A class where all non-static data members have the same access control and certain other conditions are satisfied is known as standard layout type (see StandardLayoutType for the list of requirements).

Two standard-layout struct types are called layout-compatible if they have the same number of non-static data members and the corresponding non-static data members, in declaration order, are themselves layout-compatible.

Two standard-layout struct types have a common initial sequence of non-static data members, if, for a sequence of one or more initial members (in order of declaration), the members have layout-compatible types.

Standard layout types have the following special properties:

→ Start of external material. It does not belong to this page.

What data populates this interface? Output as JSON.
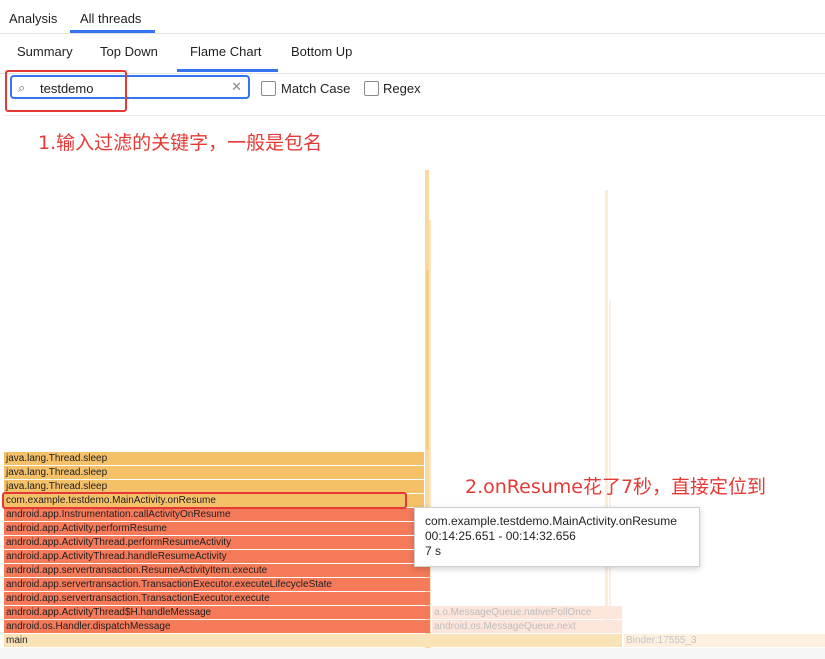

  • If a standard-layout union holds two (or more) standard-layout structs as members, and these stucts have a common initial sequence of data members, it is well-defined to examine any member of that common initial sequence regardless of which member of the union is active.
  • A pointer to an object of standard-layout struct type can be reinterpret_cast to pointer to its first non-static data member, and vice versa. (padding is not allowed before the first data member). Note that strict aliasing rules still apply to the result of such cast.
  • The macro offsetof may be used to determine the offset of any member from the beginning of a standard-layout struct

[edit] Member initialization

Non-static data members may be initialized in one of two ways:

1) In the member initializer list of the constructor.
struct S {
    int n;
    std::string s;
    S() : n(7) // direct-initializes n, default-initializes s
    { }
};
2) (since C++11) Through a brace-or-equal initializer, which is simply an initializer included in the member declaration, which is used if the member is omitted in the member initializer list
struct S {
    int n = 7;
    std::string s{'a', 'b', 'c'};
    S() // copy-initializes n, list-initializes s
    { }
};

If a member has a brace-or-equal initializer and also appears in the member initialization list in a constructor, the brace-or-equal initializer is ignored.

#include <iostream>
int x = 0;
struct S {
    int n = ++x;
    S() {} // uses brace-or-equal initializer
    S(int arg) : n(arg) {} // uses member initializer list
};
int main()
{
    std::cout << x << '\n'; // prints 0
    S s1;
    std::cout << x << '\n'; // prints 1
    S s2(7);
    std::cout << x << '\n'; // prints 1
}

[edit] Usage

The name of a non-static data member or a non-static member function can only appear in the following three situations:

1) As a part of class member access expression, in which the class either has this member or is derived from a class that has this member, including the implicit this-> member access expressions that appear when a non-static member name is used in any of the contexts where this is allowed (inside member function bodies, in member initializer lists, in the in-class brace-or-equal initializers)
struct S {
   int m;
   int n;
   int x = m;  // OK: implicit this allowed in brace-or-equal initializers (C++11)
   S(int init) : m(init),
                 n(m) // OK:implicit this allowed in member initializer lists
   {
       this->f();  // explicit member access expression
       f(); // implicit this allowed in member functions
   }
   void f();
};
2) To form a pointer to member
struct S {
   int m;
   void f();
};
int S::*p = &S::m; // OK, use of m to make a pointer to member
void (S::*fp)() = &S::f; // OK, use of f to make a pointer to member
3) (since C++11) in unevaluated operands
struct S {
   int m;
   static const std::size_t sz = sizeof m; // OK, m in unevaluated operand
};
std::size_t j = sizeof(S::m + 42); // OK, even though there is no "this" object for m

[edit] See also